> _Task prompt_
From the first record through the last, copy each one exactly.

> _Dataset extract_

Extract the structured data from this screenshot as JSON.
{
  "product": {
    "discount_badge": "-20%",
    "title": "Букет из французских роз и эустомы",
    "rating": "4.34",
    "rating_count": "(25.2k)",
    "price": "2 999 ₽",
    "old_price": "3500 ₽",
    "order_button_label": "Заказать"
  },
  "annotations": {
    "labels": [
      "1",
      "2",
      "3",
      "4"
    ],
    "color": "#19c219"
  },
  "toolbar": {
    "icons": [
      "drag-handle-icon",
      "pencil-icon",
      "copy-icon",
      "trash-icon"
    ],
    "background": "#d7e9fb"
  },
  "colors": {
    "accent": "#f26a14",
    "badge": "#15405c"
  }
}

> _Solution for this exercise_
Extract the structured data from this screenshot as JSON.
{
  "product": {
    "discount_badge": "-20%",
    "title": "Букет из французских роз и эустомы",
    "rating": "4.34",
    "rating_count": "(25.2k)",
    "price": "2 999 ₽",
    "old_price": "3500 ₽",
    "order_button_label": "Заказать"
  },
  "annotations": {
    "labels": [
      "1",
      "2",
      "3",
      "4"
    ],
    "color": "#19c219"
  },
  "toolbar": {
    "icons": [
      "drag-handle-icon",
      "pencil-icon",
      "copy-icon",
      "trash-icon"
    ],
    "background": "#d7e9fb"
  },
  "colors": {
    "accent": "#f26a14",
    "badge": "#15405c"
  }
}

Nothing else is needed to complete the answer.